What’s in a Name? Anacostia

East & west branch below Washington
This 1839 landscape drawing by Augustus Kollner shows the east branch, now known as the Anacostia River. (Source: Library of Congress)

How did the historic D.C. neighborhood of Anacostia get its name? The short answer is, of course, its proximity to the Anacostia River; but the river has its own history that’s worth unpacking. Like the Potomac, Anacostia’s name can be traced back to the area’s Indigenous population – in this case, the Nacotchtank of the Algonquian stock.

Sadly, much of Nacotchtank history has sadly been neglected in favor of more powerful neighboring Native peoples, but their story is of great significance to local history.

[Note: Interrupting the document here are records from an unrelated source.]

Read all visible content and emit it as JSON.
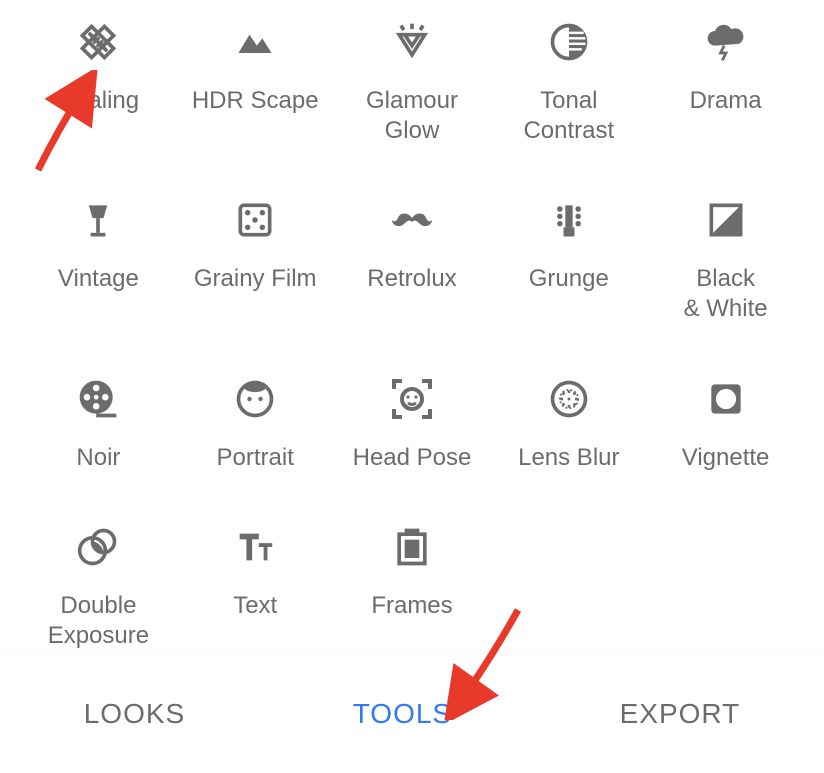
{
  "tools": [
    {
      "id": "healing",
      "label": "Healing",
      "icon": "bandage-icon"
    },
    {
      "id": "hdr-scape",
      "label": "HDR Scape",
      "icon": "mountains-icon"
    },
    {
      "id": "glamour-glow",
      "label": "Glamour\nGlow",
      "icon": "diamond-sparkle-icon"
    },
    {
      "id": "tonal-contrast",
      "label": "Tonal\nContrast",
      "icon": "half-circle-icon"
    },
    {
      "id": "drama",
      "label": "Drama",
      "icon": "storm-cloud-icon"
    },
    {
      "id": "vintage",
      "label": "Vintage",
      "icon": "lamp-icon"
    },
    {
      "id": "grainy-film",
      "label": "Grainy Film",
      "icon": "dice-icon"
    },
    {
      "id": "retrolux",
      "label": "Retrolux",
      "icon": "mustache-icon"
    },
    {
      "id": "grunge",
      "label": "Grunge",
      "icon": "guitar-head-icon"
    },
    {
      "id": "black-white",
      "label": "Black\n& White",
      "icon": "split-square-icon"
    },
    {
      "id": "noir",
      "label": "Noir",
      "icon": "film-reel-icon"
    },
    {
      "id": "portrait",
      "label": "Portrait",
      "icon": "face-outline-icon"
    },
    {
      "id": "head-pose",
      "label": "Head Pose",
      "icon": "face-detect-icon"
    },
    {
      "id": "lens-blur",
      "label": "Lens Blur",
      "icon": "blur-circle-icon"
    },
    {
      "id": "vignette",
      "label": "Vignette",
      "icon": "vignette-icon"
    },
    {
      "id": "double-exposure",
      "label": "Double\nExposure",
      "icon": "double-circle-icon"
    },
    {
      "id": "text",
      "label": "Text",
      "icon": "text-tt-icon"
    },
    {
      "id": "frames",
      "label": "Frames",
      "icon": "frame-icon"
    }
  ],
  "tabs": {
    "looks": "LOOKS",
    "tools": "TOOLS",
    "export": "EXPORT",
    "active": "tools"
  },
  "annotations": [
    {
      "target": "healing",
      "type": "arrow",
      "color": "#e83a2a"
    },
    {
      "target": "tools-tab",
      "type": "arrow",
      "color": "#e83a2a"
    }
  ]
}
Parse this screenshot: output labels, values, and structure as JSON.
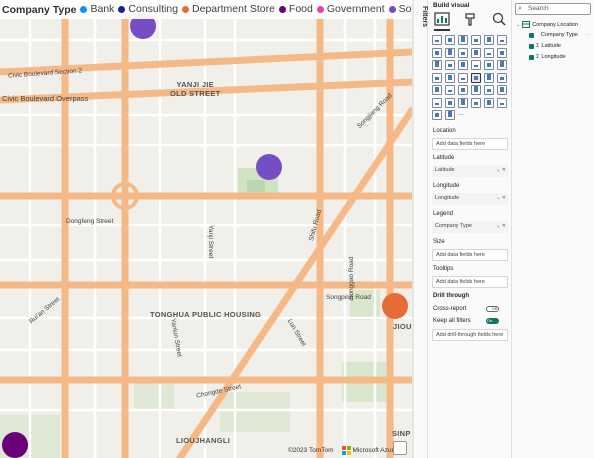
{
  "legend": {
    "title": "Company Type",
    "items": [
      {
        "label": "Bank",
        "color": "#118dff"
      },
      {
        "label": "Consulting",
        "color": "#12239e"
      },
      {
        "label": "Department Store",
        "color": "#e66c37"
      },
      {
        "label": "Food",
        "color": "#6b007b"
      },
      {
        "label": "Government",
        "color": "#e044a7"
      },
      {
        "label": "Software",
        "color": "#744ec2"
      }
    ]
  },
  "map": {
    "labels": {
      "yanji": "YANJI JIE\nOLD STREET",
      "tonghua": "TONGHUA PUBLIC HOUSING",
      "liouj": "LIOUJHANGLI",
      "jiou": "JIOU",
      "sinp": "SINP",
      "civic_section2": "Civic Boulevard Section 2",
      "civic_overpass": "Civic Boulevard Overpass",
      "dongfeng": "Dongfeng Street",
      "songping": "Songping Road",
      "songgao": "Songgao Road",
      "shifu": "Shifu Road",
      "chongde": "Chongde Street",
      "yanji_st": "Yanji Street",
      "songjiang": "Songjiang Road",
      "ruian": "Rui'an Street",
      "lun_street": "Lun Street",
      "yanlun": "Yanlun Street"
    },
    "bubble_colors": {
      "software": "#744ec2",
      "dept": "#e66c37",
      "food": "#6b007b"
    },
    "attribution_tomtom": "©2023 TomTom",
    "attribution_ms": "Microsoft Azure"
  },
  "filters_label": "Filters",
  "viz": {
    "title": "Build visual",
    "fields": [
      {
        "label": "Location",
        "value": "Add data fields here",
        "filled": false
      },
      {
        "label": "Latitude",
        "value": "Latitude",
        "filled": true
      },
      {
        "label": "Longitude",
        "value": "Longitude",
        "filled": true
      },
      {
        "label": "Legend",
        "value": "Company Type",
        "filled": true
      },
      {
        "label": "Size",
        "value": "Add data fields here",
        "filled": false
      },
      {
        "label": "Tooltips",
        "value": "Add data fields here",
        "filled": false
      }
    ],
    "drill": {
      "title": "Drill through",
      "cross_report": "Cross-report",
      "cross_state": "Off",
      "keep_filters": "Keep all filters",
      "keep_state": "On",
      "add": "Add drill-through fields here"
    },
    "more": "..."
  },
  "data": {
    "search_placeholder": "Search",
    "table": "Company Location",
    "fields": [
      "Company Type",
      "Latitude",
      "Longitude"
    ]
  }
}
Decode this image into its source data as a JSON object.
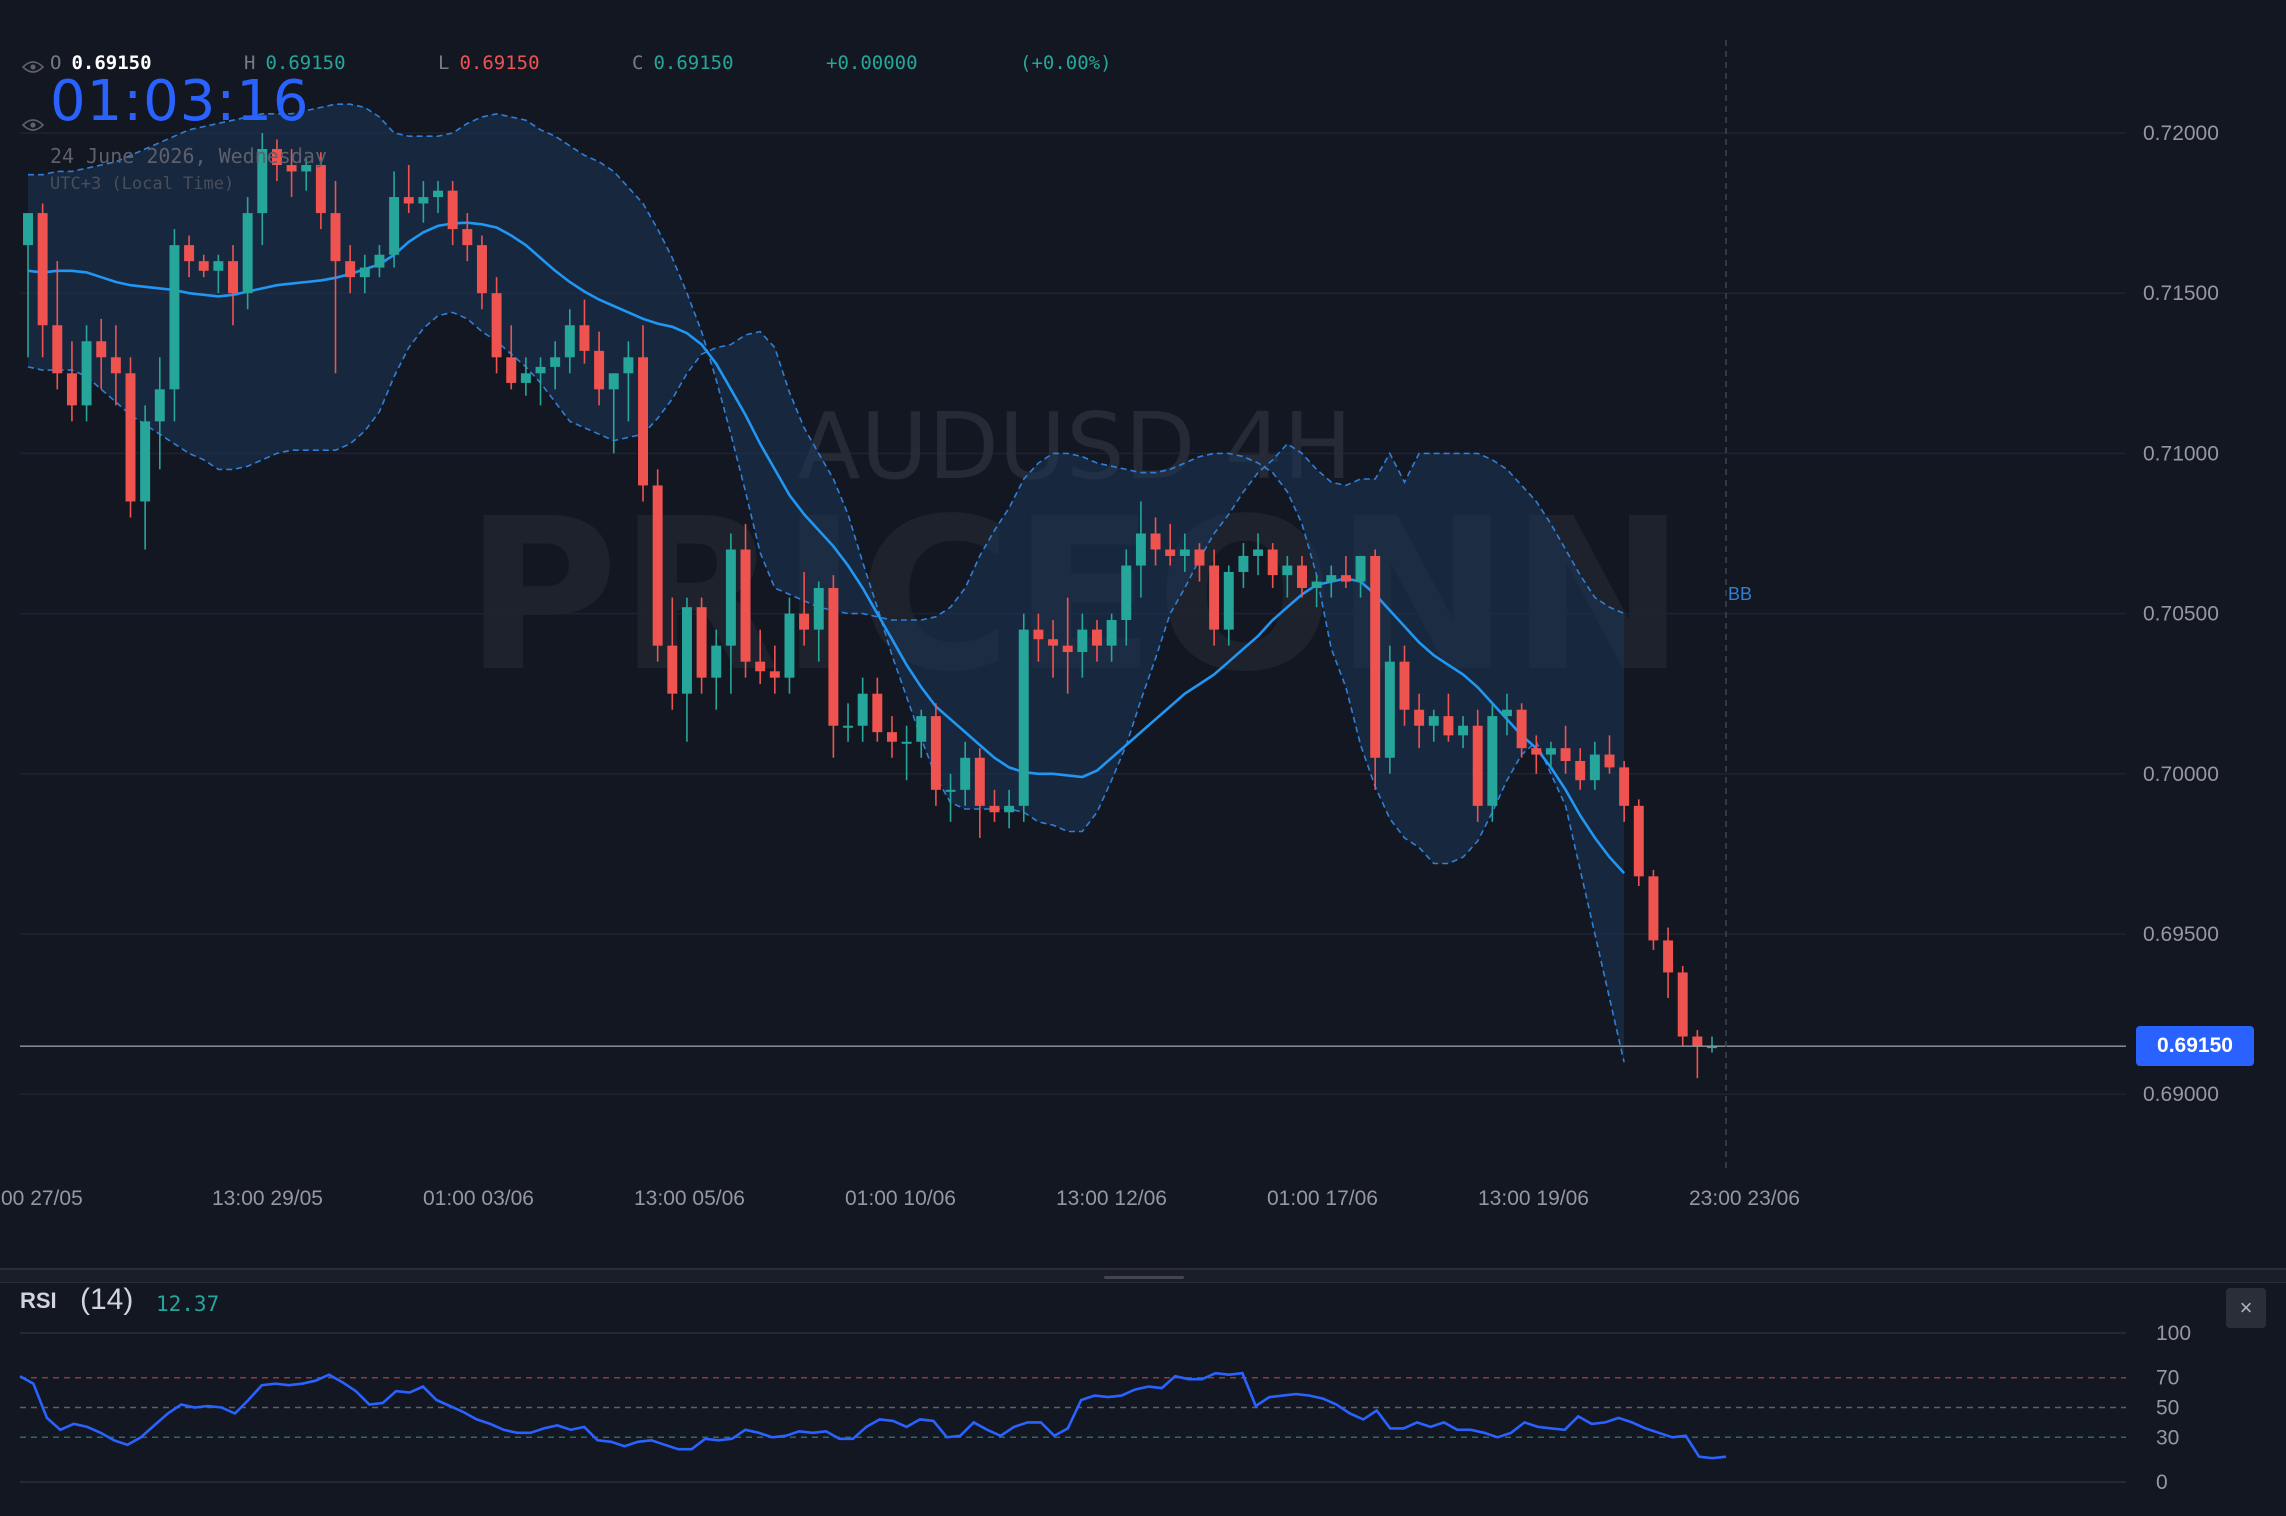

Their land comprised the main settlement of American-Indians within and adjoining what’s now D.C., and their tribe boasted 300 members and at least 80 trained warriors.[1] Like the Patawomeke people, the Nacotchtank spoke the language of the larger Powhatan Confederacy but were very much their own tribe.[1] By the time English colonizers made their way to the region in the early 1600s, the Nacotchtank Indians had been living along the river for an estimated 10,000 years.[2]

Most of what we know of the meaning of “Nacotchtank” and how it etymologically evolved into “Anacostia” comes from the journals and records of white colonizers, as there is sadly little in the way of surviving records that can be traced directly to the Nacotchtank people themselves.

John Smith was the first European colonizer to mention the Nacotchtank, recalling his voyage across the Chesapeake in June 1608. “At Moyaones,” wrote Smith, “the Nacotchtant, and Toags the people did their best to content us.”[1] “Nacotchtank” also appears on a map published by Smith in 1612.[1] The next time we see mention of the tribe is in 1622, when white colonizers partnered with a neighboring American-Indian tribe to attack the Nacotchtank and drive them from their cabins on what is now the Navy Yard bridge.[1] In an unjust yet common turn of events, English colonizers stole more and more of Nacotchtank land and, as the Records of the Columbia Historical Society noted in 1920, “the Indian settlement Nacotchtank became the white settlement Anacostia.”[3]

Stores in Anacostia, Washington, D.C., 1919
Stores in Anacostia, Washington, D.C., 1919. (Source: Library of Congress)

The general consensus is that “Nacotchtank” is a spelling of the Indian word “Anaquash(e)tan(i)k,”[3] which referred to a “town of traders”[3] or “village trading center.”[2] (As a side note: It was a pretty apt moniker, since the tribe was well known for its trade; they even traded fur with the Iroquois tribe all the way up in New York.[4]) “Anaquash(e)tan(i)k,” was later Latinized by Jesuits and by Lord Baltimore into “Anacostan,” and we see the term “Anacostan” in reports by white colonizers as early as the 1630s.[1] Since most of the Nacotchtank people settled along the river, white settlers began to refer to the river as the “Anacostia” river.

Though the Latinized-name has endured, the Nacotchtank tribe’s physical presence in the area unfortunately hasn’t. Pinched by the encroachment of European settlers, the tribe relocated to what became known as Anacostine Island (now Theodore Roosevelt Island) in the 1660s.[4] In the 1700s, the shrinking number of Indigenous peoples in the area motivated the surviving members of the tribe to merge with the Piscataway people and other northern tribes.[4]

According to officials of the National Museum of the American Indian, there are no known Nacotchtank people living today.[4] There is one D.C. resident, though, who’s been working to ensure memory of the Anacostan Indians endures. Armand Lione researches Anacostan history on his blog. As Lione told The Washington Post recently, "We had American Indians right here in D.C. that were living on these well-known modern-day spots like the White House and Capitol Hill. People should know this, recognize them and remember."[4]

Footnotes

  1. a, b, c, d, e, f Otis T. Mason, W J McGee, Thomas Wilson, S. V. Proudfit, W. H. Holmes, Elmer R. Reynolds and James Mooney. “The Aborigines of the District of Columbia and the Lower Potomac - A Symposium, under the Direction of the Vice President of Section D.” American Anthropologist, Jul., 1889, Vol. 2, No. 3 (Jul., 1889), pp. 225-268
  2. a, b  Megan Buerger. “The history of the Anacostia River,” Washington Post, 2 May 2012, https://www.washingtonpost.com/local/the-history-of-the-anacostia-river/...
  3. a, b, c Charles R. Burr. “A Brief History of Anacostia, Its Name, Origin, and Progress.” Records of the Columbia Historical Society, Washington D.C., Vol 23 (1920), pp. 167-179.
  4. a, b, c, d, e Dana Hedgpeth, “A Native American Tribe Once Called D.C. Home,” Washington Post, 22 November 2018.